--- ASSIGNED TASK ---
From the records below, pull each line that has "label".

--- RECORDS SHOWN ---
--- --- ---

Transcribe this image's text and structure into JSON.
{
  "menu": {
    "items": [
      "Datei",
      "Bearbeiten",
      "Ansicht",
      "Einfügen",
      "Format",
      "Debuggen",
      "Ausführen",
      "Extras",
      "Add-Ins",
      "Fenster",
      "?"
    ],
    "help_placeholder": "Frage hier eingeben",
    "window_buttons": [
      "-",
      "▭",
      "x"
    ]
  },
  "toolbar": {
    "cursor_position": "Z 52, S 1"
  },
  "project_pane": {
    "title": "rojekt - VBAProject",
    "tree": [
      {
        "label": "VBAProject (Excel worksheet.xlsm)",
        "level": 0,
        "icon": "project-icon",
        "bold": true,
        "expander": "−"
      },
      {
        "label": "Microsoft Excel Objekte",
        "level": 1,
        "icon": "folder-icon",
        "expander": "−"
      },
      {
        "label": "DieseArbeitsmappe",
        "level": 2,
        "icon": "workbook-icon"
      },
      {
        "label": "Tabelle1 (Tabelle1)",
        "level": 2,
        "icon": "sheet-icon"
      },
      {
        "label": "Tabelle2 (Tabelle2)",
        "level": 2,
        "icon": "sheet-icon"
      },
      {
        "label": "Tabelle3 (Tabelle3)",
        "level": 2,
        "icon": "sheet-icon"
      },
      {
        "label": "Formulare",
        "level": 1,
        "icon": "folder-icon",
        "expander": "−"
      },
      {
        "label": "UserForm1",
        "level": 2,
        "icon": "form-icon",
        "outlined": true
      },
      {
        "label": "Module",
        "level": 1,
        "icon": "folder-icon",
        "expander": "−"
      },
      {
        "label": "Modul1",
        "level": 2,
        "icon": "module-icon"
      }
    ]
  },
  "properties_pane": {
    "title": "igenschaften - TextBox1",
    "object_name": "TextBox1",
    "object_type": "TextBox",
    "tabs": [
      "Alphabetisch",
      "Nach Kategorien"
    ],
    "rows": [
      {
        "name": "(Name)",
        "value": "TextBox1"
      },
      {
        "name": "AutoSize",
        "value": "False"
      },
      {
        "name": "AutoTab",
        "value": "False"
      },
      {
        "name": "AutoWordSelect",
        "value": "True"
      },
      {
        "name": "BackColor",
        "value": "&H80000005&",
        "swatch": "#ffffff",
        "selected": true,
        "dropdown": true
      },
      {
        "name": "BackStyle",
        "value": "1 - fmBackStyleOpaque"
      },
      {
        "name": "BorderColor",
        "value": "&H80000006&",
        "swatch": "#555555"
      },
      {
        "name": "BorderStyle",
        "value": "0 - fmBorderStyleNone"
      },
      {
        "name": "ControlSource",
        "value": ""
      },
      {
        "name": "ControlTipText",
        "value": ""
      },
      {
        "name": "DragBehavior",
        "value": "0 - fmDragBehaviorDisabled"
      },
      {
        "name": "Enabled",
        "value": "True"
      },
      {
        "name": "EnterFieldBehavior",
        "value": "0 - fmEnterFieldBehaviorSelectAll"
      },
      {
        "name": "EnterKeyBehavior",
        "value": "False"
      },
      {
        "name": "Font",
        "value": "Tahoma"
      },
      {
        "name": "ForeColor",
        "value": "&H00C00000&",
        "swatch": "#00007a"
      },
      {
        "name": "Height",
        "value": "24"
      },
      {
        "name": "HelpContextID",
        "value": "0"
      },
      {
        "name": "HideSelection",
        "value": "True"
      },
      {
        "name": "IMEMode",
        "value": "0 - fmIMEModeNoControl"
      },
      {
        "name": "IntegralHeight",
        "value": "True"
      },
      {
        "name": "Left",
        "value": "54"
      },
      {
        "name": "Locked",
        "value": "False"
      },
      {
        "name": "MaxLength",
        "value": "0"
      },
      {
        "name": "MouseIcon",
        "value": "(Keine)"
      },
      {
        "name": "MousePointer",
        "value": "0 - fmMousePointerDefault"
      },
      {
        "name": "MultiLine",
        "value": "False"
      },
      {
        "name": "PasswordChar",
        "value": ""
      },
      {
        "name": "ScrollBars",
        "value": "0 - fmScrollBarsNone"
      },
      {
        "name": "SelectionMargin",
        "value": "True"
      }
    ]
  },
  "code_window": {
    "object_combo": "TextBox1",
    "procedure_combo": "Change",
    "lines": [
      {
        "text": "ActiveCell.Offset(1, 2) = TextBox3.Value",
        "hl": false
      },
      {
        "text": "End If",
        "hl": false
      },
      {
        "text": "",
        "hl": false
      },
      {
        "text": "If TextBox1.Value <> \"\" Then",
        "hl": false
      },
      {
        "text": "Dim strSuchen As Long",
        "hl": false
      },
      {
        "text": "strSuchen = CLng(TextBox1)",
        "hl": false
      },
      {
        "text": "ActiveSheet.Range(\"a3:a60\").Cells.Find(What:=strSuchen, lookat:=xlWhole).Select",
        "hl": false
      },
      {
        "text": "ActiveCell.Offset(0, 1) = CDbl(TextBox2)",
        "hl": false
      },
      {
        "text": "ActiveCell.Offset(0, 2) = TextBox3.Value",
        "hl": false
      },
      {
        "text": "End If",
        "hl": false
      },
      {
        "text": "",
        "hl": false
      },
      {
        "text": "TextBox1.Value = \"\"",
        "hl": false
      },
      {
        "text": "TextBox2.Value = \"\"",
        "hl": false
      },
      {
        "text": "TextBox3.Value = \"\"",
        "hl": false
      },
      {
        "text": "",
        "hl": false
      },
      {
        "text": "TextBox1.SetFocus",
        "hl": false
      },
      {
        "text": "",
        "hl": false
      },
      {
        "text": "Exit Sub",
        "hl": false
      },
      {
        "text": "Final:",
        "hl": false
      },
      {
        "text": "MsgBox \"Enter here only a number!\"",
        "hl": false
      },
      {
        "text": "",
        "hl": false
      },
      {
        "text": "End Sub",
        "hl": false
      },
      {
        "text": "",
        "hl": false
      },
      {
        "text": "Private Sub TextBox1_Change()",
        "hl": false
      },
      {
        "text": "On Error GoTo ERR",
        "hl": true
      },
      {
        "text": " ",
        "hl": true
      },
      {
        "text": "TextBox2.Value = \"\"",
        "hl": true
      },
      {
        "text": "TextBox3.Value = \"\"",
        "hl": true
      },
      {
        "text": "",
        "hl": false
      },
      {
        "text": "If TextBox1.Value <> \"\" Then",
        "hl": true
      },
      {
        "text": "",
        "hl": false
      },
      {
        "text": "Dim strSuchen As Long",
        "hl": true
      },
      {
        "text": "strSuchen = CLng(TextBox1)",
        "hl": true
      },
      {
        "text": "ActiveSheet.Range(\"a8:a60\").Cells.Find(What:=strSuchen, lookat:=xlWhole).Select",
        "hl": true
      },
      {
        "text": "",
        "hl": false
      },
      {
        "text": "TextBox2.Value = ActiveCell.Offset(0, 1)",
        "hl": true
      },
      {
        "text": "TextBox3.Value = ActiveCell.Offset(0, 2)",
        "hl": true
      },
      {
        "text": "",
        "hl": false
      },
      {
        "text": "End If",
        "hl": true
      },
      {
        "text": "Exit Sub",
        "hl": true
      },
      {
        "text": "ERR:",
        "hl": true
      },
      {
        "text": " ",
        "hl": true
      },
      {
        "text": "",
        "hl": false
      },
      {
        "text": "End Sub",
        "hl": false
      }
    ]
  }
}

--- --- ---

--- TASK SOLUTION ---
        "label": "VBAProject (Excel worksheet.xlsm)",
        "label": "Microsoft Excel Objekte",
        "label": "DieseArbeitsmappe",
        "label": "Tabelle1 (Tabelle1)",
        "label": "Tabelle2 (Tabelle2)",
        "label": "Tabelle3 (Tabelle3)",
        "label": "Formulare",
        "label": "UserForm1",
        "label": "Module",
        "label": "Modul1",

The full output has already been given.